TASK OBJECTIVE
The whole listing below is to be returned without alteration.

== == ==

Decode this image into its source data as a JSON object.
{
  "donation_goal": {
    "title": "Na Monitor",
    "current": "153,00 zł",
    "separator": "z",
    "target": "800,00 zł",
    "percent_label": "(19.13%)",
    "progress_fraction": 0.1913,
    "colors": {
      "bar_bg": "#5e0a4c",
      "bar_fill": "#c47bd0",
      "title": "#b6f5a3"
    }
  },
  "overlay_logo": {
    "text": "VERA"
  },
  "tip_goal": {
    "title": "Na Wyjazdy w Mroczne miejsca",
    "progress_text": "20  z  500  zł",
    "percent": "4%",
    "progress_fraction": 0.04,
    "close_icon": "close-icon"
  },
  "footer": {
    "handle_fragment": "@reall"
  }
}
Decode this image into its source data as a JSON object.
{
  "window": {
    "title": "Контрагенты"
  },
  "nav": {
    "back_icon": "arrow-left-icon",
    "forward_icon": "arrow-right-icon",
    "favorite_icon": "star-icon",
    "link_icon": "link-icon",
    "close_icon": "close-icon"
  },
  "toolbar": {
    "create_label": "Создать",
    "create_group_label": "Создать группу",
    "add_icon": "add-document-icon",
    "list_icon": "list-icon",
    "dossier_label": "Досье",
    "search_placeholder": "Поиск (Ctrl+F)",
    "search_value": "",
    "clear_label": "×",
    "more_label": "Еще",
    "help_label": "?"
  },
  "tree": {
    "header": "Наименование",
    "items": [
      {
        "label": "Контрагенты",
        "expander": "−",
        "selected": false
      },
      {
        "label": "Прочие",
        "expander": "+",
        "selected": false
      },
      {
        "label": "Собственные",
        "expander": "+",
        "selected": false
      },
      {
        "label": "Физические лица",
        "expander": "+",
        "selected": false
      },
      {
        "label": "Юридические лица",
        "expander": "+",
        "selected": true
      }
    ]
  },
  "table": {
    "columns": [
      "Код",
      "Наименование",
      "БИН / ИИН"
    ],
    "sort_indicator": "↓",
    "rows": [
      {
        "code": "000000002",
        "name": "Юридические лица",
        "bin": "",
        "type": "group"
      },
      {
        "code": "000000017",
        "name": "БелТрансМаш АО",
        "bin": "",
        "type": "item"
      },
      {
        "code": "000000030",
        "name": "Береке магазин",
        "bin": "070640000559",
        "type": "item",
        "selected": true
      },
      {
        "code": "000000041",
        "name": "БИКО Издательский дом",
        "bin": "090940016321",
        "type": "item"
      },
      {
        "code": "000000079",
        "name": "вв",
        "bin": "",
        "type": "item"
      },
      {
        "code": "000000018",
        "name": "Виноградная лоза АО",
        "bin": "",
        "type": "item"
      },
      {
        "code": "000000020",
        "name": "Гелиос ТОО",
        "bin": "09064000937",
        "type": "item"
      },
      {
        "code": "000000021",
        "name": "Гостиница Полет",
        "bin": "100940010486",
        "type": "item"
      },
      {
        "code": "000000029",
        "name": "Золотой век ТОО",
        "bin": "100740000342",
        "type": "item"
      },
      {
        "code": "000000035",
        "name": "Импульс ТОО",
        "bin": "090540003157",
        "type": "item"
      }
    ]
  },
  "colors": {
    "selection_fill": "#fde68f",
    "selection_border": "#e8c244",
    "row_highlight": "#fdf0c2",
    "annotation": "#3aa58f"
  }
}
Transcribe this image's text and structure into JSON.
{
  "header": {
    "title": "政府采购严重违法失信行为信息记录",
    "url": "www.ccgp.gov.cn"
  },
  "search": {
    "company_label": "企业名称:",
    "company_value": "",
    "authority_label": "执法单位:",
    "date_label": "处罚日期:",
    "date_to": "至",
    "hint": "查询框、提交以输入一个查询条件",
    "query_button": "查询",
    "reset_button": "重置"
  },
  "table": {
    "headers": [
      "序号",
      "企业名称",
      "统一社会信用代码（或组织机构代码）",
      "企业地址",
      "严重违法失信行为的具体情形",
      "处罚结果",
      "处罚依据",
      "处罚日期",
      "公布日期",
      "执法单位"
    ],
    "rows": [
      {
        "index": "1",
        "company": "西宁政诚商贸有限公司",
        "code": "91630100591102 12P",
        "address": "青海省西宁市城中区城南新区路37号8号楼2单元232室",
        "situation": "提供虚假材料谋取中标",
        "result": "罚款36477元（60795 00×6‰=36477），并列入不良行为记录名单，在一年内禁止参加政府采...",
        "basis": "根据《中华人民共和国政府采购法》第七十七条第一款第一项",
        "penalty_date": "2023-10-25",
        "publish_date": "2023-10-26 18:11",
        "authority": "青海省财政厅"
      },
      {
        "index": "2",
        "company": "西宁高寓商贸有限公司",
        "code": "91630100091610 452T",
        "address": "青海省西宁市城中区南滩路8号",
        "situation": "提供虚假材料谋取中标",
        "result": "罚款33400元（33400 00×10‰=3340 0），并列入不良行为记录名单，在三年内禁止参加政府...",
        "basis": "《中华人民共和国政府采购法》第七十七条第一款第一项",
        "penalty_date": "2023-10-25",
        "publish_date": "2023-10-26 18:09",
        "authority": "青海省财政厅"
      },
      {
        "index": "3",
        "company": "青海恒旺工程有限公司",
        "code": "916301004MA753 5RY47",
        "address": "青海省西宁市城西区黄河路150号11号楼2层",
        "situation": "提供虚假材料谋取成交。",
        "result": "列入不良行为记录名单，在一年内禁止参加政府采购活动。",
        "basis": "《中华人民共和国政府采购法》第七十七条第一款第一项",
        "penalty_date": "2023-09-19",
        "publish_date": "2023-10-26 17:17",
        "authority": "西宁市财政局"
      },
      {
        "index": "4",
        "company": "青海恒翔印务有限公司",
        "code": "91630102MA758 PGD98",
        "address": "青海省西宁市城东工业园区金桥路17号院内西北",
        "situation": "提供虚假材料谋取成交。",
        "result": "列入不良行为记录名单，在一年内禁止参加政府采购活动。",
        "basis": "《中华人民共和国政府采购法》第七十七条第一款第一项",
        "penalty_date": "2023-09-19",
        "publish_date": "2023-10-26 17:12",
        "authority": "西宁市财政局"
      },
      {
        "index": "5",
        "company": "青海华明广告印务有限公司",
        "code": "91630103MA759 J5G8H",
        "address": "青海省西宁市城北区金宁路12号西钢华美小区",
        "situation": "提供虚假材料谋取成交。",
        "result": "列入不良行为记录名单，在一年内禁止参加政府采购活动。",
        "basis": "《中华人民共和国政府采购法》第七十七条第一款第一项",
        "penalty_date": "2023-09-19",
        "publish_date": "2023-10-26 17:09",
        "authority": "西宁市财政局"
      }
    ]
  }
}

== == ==

RESULT OF THIS EXERCISE
Decode this image into its source data as a JSON object.
{
  "donation_goal": {
    "title": "Na Monitor",
    "current": "153,00 zł",
    "separator": "z",
    "target": "800,00 zł",
    "percent_label": "(19.13%)",
    "progress_fraction": 0.1913,
    "colors": {
      "bar_bg": "#5e0a4c",
      "bar_fill": "#c47bd0",
      "title": "#b6f5a3"
    }
  },
  "overlay_logo": {
    "text": "VERA"
  },
  "tip_goal": {
    "title": "Na Wyjazdy w Mroczne miejsca",
    "progress_text": "20  z  500  zł",
    "percent": "4%",
    "progress_fraction": 0.04,
    "close_icon": "close-icon"
  },
  "footer": {
    "handle_fragment": "@reall"
  }
}
Decode this image into its source data as a JSON object.
{
  "window": {
    "title": "Контрагенты"
  },
  "nav": {
    "back_icon": "arrow-left-icon",
    "forward_icon": "arrow-right-icon",
    "favorite_icon": "star-icon",
    "link_icon": "link-icon",
    "close_icon": "close-icon"
  },
  "toolbar": {
    "create_label": "Создать",
    "create_group_label": "Создать группу",
    "add_icon": "add-document-icon",
    "list_icon": "list-icon",
    "dossier_label": "Досье",
    "search_placeholder": "Поиск (Ctrl+F)",
    "search_value": "",
    "clear_label": "×",
    "more_label": "Еще",
    "help_label": "?"
  },
  "tree": {
    "header": "Наименование",
    "items": [
      {
        "label": "Контрагенты",
        "expander": "−",
        "selected": false
      },
      {
        "label": "Прочие",
        "expander": "+",
        "selected": false
      },
      {
        "label": "Собственные",
        "expander": "+",
        "selected": false
      },
      {
        "label": "Физические лица",
        "expander": "+",
        "selected": false
      },
      {
        "label": "Юридические лица",
        "expander": "+",
        "selected": true
      }
    ]
  },
  "table": {
    "columns": [
      "Код",
      "Наименование",
      "БИН / ИИН"
    ],
    "sort_indicator": "↓",
    "rows": [
      {
        "code": "000000002",
        "name": "Юридические лица",
        "bin": "",
        "type": "group"
      },
      {
        "code": "000000017",
        "name": "БелТрансМаш АО",
        "bin": "",
        "type": "item"
      },
      {
        "code": "000000030",
        "name": "Береке магазин",
        "bin": "070640000559",
        "type": "item",
        "selected": true
      },
      {
        "code": "000000041",
        "name": "БИКО Издательский дом",
        "bin": "090940016321",
        "type": "item"
      },
      {
        "code": "000000079",
        "name": "вв",
        "bin": "",
        "type": "item"
      },
      {
        "code": "000000018",
        "name": "Виноградная лоза АО",
        "bin": "",
        "type": "item"
      },
      {
        "code": "000000020",
        "name": "Гелиос ТОО",
        "bin": "09064000937",
        "type": "item"
      },
      {
        "code": "000000021",
        "name": "Гостиница Полет",
        "bin": "100940010486",
        "type": "item"
      },
      {
        "code": "000000029",
        "name": "Золотой век ТОО",
        "bin": "100740000342",
        "type": "item"
      },
      {
        "code": "000000035",
        "name": "Импульс ТОО",
        "bin": "090540003157",
        "type": "item"
      }
    ]
  },
  "colors": {
    "selection_fill": "#fde68f",
    "selection_border": "#e8c244",
    "row_highlight": "#fdf0c2",
    "annotation": "#3aa58f"
  }
}
Transcribe this image's text and structure into JSON.
{
  "header": {
    "title": "政府采购严重违法失信行为信息记录",
    "url": "www.ccgp.gov.cn"
  },
  "search": {
    "company_label": "企业名称:",
    "company_value": "",
    "authority_label": "执法单位:",
    "date_label": "处罚日期:",
    "date_to": "至",
    "hint": "查询框、提交以输入一个查询条件",
    "query_button": "查询",
    "reset_button": "重置"
  },
  "table": {
    "headers": [
      "序号",
      "企业名称",
      "统一社会信用代码（或组织机构代码）",
      "企业地址",
      "严重违法失信行为的具体情形",
      "处罚结果",
      "处罚依据",
      "处罚日期",
      "公布日期",
      "执法单位"
    ],
    "rows": [
      {
        "index": "1",
        "company": "西宁政诚商贸有限公司",
        "code": "91630100591102 12P",
        "address": "青海省西宁市城中区城南新区路37号8号楼2单元232室",
        "situation": "提供虚假材料谋取中标",
        "result": "罚款36477元（60795 00×6‰=36477），并列入不良行为记录名单，在一年内禁止参加政府采...",
        "basis": "根据《中华人民共和国政府采购法》第七十七条第一款第一项",
        "penalty_date": "2023-10-25",
        "publish_date": "2023-10-26 18:11",
        "authority": "青海省财政厅"
      },
      {
        "index": "2",
        "company": "西宁高寓商贸有限公司",
        "code": "91630100091610 452T",
        "address": "青海省西宁市城中区南滩路8号",
        "situation": "提供虚假材料谋取中标",
        "result": "罚款33400元（33400 00×10‰=3340 0），并列入不良行为记录名单，在三年内禁止参加政府...",
        "basis": "《中华人民共和国政府采购法》第七十七条第一款第一项",
        "penalty_date": "2023-10-25",
        "publish_date": "2023-10-26 18:09",
        "authority": "青海省财政厅"
      },
      {
        "index": "3",
        "company": "青海恒旺工程有限公司",
        "code": "916301004MA753 5RY47",
        "address": "青海省西宁市城西区黄河路150号11号楼2层",
        "situation": "提供虚假材料谋取成交。",
        "result": "列入不良行为记录名单，在一年内禁止参加政府采购活动。",
        "basis": "《中华人民共和国政府采购法》第七十七条第一款第一项",
        "penalty_date": "2023-09-19",
        "publish_date": "2023-10-26 17:17",
        "authority": "西宁市财政局"
      },
      {
        "index": "4",
        "company": "青海恒翔印务有限公司",
        "code": "91630102MA758 PGD98",
        "address": "青海省西宁市城东工业园区金桥路17号院内西北",
        "situation": "提供虚假材料谋取成交。",
        "result": "列入不良行为记录名单，在一年内禁止参加政府采购活动。",
        "basis": "《中华人民共和国政府采购法》第七十七条第一款第一项",
        "penalty_date": "2023-09-19",
        "publish_date": "2023-10-26 17:12",
        "authority": "西宁市财政局"
      },
      {
        "index": "5",
        "company": "青海华明广告印务有限公司",
        "code": "91630103MA759 J5G8H",
        "address": "青海省西宁市城北区金宁路12号西钢华美小区",
        "situation": "提供虚假材料谋取成交。",
        "result": "列入不良行为记录名单，在一年内禁止参加政府采购活动。",
        "basis": "《中华人民共和国政府采购法》第七十七条第一款第一项",
        "penalty_date": "2023-09-19",
        "publish_date": "2023-10-26 17:09",
        "authority": "西宁市财政局"
      }
    ]
  }
}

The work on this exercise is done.